RECORDS TO USE
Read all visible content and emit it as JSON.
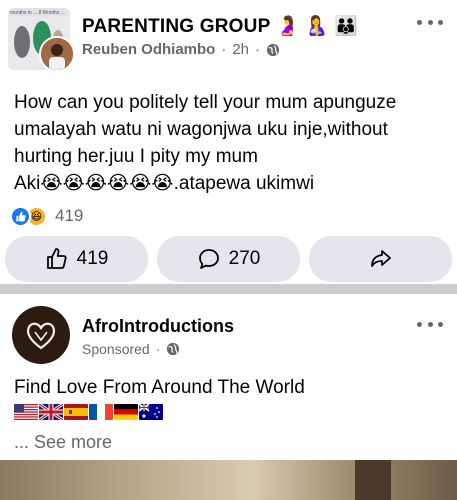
{
  "post": {
    "group_title": "PARENTING GROUP 🤰 🤱 👪",
    "group_thumb_text": "months in ... 8 Months ...",
    "author": "Reuben Odhiambo",
    "separator": "·",
    "time": "2h",
    "privacy_icon": "globe-icon",
    "text_lines": [
      "How can you politely tell your mum apunguze",
      "umalayah watu ni wagonjwa uku inje,without",
      "hurting her.juu I pity my mum",
      "Aki😭😭😭😭😭😭.atapewa ukimwi"
    ],
    "reactions": {
      "icons": [
        "like-reaction-icon",
        "haha-reaction-icon"
      ],
      "count": "419"
    },
    "actions": {
      "like_count": "419",
      "comment_count": "270"
    },
    "colors": {
      "like_blue": "#1877f2",
      "button_bg": "#e4e6eb",
      "meta_gray": "#65676b",
      "divider": "#cacdd1"
    }
  },
  "ad": {
    "brand_name": "AfroIntroductions",
    "sponsored_label": "Sponsored",
    "separator": "·",
    "privacy_icon": "globe-icon",
    "text": "Find Love From Around The World",
    "flags": [
      "us-flag",
      "uk-flag",
      "spain-flag",
      "france-flag",
      "germany-flag",
      "australia-flag"
    ],
    "see_more": "... See more"
  }
}
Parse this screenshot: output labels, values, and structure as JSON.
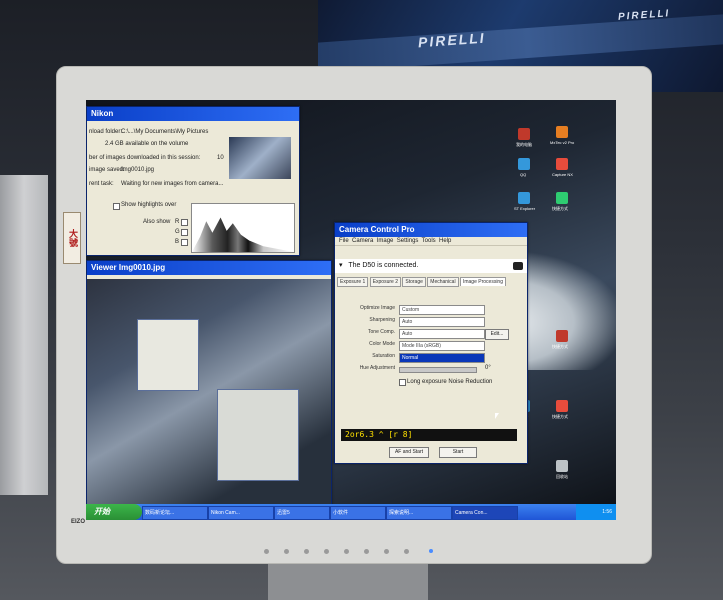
{
  "poster": {
    "brand_texts": [
      "PIRELLI",
      "PIRELLI"
    ]
  },
  "monitor": {
    "logo": "EIZO",
    "stickers": [
      "大號",
      "招牌"
    ]
  },
  "image_window": {
    "title": "Nikon",
    "download_folder_label": "nload folder:",
    "download_folder_value": "C:\\...\\My Documents\\My Pictures",
    "volume_text": "2.4 GB available on the volume",
    "images_downloaded_label": "ber of images downloaded in this session:",
    "images_downloaded_value": "10",
    "image_saved_label": "image saved:",
    "image_saved_value": "Img0010.jpg",
    "current_task_label": "rent task:",
    "current_task_value": "Waiting for new images from camera...",
    "show_highlights_label": "Show highlights over",
    "also_show_label": "Also show",
    "channels": [
      "R",
      "G",
      "B"
    ]
  },
  "viewer_window": {
    "title": "Viewer Img0010.jpg"
  },
  "ccp_window": {
    "title": "Camera Control Pro",
    "menus": [
      "File",
      "Camera",
      "Image",
      "Settings",
      "Tools",
      "Help"
    ],
    "connected_text": "The D50 is connected.",
    "tabs": [
      "Exposure 1",
      "Exposure 2",
      "Storage",
      "Mechanical",
      "Image Processing"
    ],
    "fields": [
      {
        "label": "Optimize Image",
        "value": "Custom"
      },
      {
        "label": "Sharpening",
        "value": "Auto"
      },
      {
        "label": "Tone Comp.",
        "value": "Auto"
      },
      {
        "label": "Color Mode",
        "value": "Mode IIIa (sRGB)"
      },
      {
        "label": "Saturation",
        "value": "Normal"
      }
    ],
    "hue_label": "Hue Adjustment",
    "hue_value": "0°",
    "noise_label": "Long exposure Noise Reduction",
    "lcd_text": "2or6.3  ^  [r 8]",
    "af_button": "AF and Start",
    "start_button": "Start",
    "edit_button": "Edit..."
  },
  "taskbar": {
    "start_label": "开始",
    "tasks": [
      "数码新论坛...",
      "Nikon Cam...",
      "迅雷5",
      "小软件",
      "探索说明...",
      "Camera Con..."
    ],
    "clock": "1:56"
  },
  "desktop_icons": [
    {
      "label": "我的电脑",
      "color": "#c0392b"
    },
    {
      "label": "MxTec v2 Pro",
      "color": "#e67e22"
    },
    {
      "label": "QQ",
      "color": "#3498db"
    },
    {
      "label": "Capture NX",
      "color": "#e74c3c"
    },
    {
      "label": "快捷方式",
      "color": "#2ecc71"
    },
    {
      "label": "ST Explorer",
      "color": "#3498db"
    },
    {
      "label": "快捷方式",
      "color": "#c0392b"
    },
    {
      "label": "QQ",
      "color": "#2980b9"
    },
    {
      "label": "快捷方式",
      "color": "#e74c3c"
    },
    {
      "label": "回收站",
      "color": "#bdc3c7"
    }
  ]
}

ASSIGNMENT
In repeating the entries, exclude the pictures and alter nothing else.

FINISHED TASK
Read all visible content and emit it as JSON.
{
  "post": {
    "group_title": "PARENTING GROUP 🤰 🤱 👪",
    "group_thumb_text": "months in ... 8 Months ...",
    "author": "Reuben Odhiambo",
    "separator": "·",
    "time": "2h",
    "privacy_icon": "globe-icon",
    "text_lines": [
      "How can you politely tell your mum apunguze",
      "umalayah watu ni wagonjwa uku inje,without",
      "hurting her.juu I pity my mum",
      "Aki😭😭😭😭😭😭.atapewa ukimwi"
    ],
    "reactions": {
      "icons": [
        "like-reaction-icon",
        "haha-reaction-icon"
      ],
      "count": "419"
    },
    "actions": {
      "like_count": "419",
      "comment_count": "270"
    },
    "colors": {
      "like_blue": "#1877f2",
      "button_bg": "#e4e6eb",
      "meta_gray": "#65676b",
      "divider": "#cacdd1"
    }
  },
  "ad": {
    "brand_name": "AfroIntroductions",
    "sponsored_label": "Sponsored",
    "separator": "·",
    "privacy_icon": "globe-icon",
    "text": "Find Love From Around The World",
    "flags": [
      "us-flag",
      "uk-flag",
      "spain-flag",
      "france-flag",
      "germany-flag",
      "australia-flag"
    ],
    "see_more": "... See more"
  }
}
Parse this screenshot: output labels, values, and structure as JSON.
{
  "poster": {
    "brand_texts": [
      "PIRELLI",
      "PIRELLI"
    ]
  },
  "monitor": {
    "logo": "EIZO",
    "stickers": [
      "大號",
      "招牌"
    ]
  },
  "image_window": {
    "title": "Nikon",
    "download_folder_label": "nload folder:",
    "download_folder_value": "C:\\...\\My Documents\\My Pictures",
    "volume_text": "2.4 GB available on the volume",
    "images_downloaded_label": "ber of images downloaded in this session:",
    "images_downloaded_value": "10",
    "image_saved_label": "image saved:",
    "image_saved_value": "Img0010.jpg",
    "current_task_label": "rent task:",
    "current_task_value": "Waiting for new images from camera...",
    "show_highlights_label": "Show highlights over",
    "also_show_label": "Also show",
    "channels": [
      "R",
      "G",
      "B"
    ]
  },
  "viewer_window": {
    "title": "Viewer Img0010.jpg"
  },
  "ccp_window": {
    "title": "Camera Control Pro",
    "menus": [
      "File",
      "Camera",
      "Image",
      "Settings",
      "Tools",
      "Help"
    ],
    "connected_text": "The D50 is connected.",
    "tabs": [
      "Exposure 1",
      "Exposure 2",
      "Storage",
      "Mechanical",
      "Image Processing"
    ],
    "fields": [
      {
        "label": "Optimize Image",
        "value": "Custom"
      },
      {
        "label": "Sharpening",
        "value": "Auto"
      },
      {
        "label": "Tone Comp.",
        "value": "Auto"
      },
      {
        "label": "Color Mode",
        "value": "Mode IIIa (sRGB)"
      },
      {
        "label": "Saturation",
        "value": "Normal"
      }
    ],
    "hue_label": "Hue Adjustment",
    "hue_value": "0°",
    "noise_label": "Long exposure Noise Reduction",
    "lcd_text": "2or6.3  ^  [r 8]",
    "af_button": "AF and Start",
    "start_button": "Start",
    "edit_button": "Edit..."
  },
  "taskbar": {
    "start_label": "开始",
    "tasks": [
      "数码新论坛...",
      "Nikon Cam...",
      "迅雷5",
      "小软件",
      "探索说明...",
      "Camera Con..."
    ],
    "clock": "1:56"
  },
  "desktop_icons": [
    {
      "label": "我的电脑",
      "color": "#c0392b"
    },
    {
      "label": "MxTec v2 Pro",
      "color": "#e67e22"
    },
    {
      "label": "QQ",
      "color": "#3498db"
    },
    {
      "label": "Capture NX",
      "color": "#e74c3c"
    },
    {
      "label": "快捷方式",
      "color": "#2ecc71"
    },
    {
      "label": "ST Explorer",
      "color": "#3498db"
    },
    {
      "label": "快捷方式",
      "color": "#c0392b"
    },
    {
      "label": "QQ",
      "color": "#2980b9"
    },
    {
      "label": "快捷方式",
      "color": "#e74c3c"
    },
    {
      "label": "回收站",
      "color": "#bdc3c7"
    }
  ]
}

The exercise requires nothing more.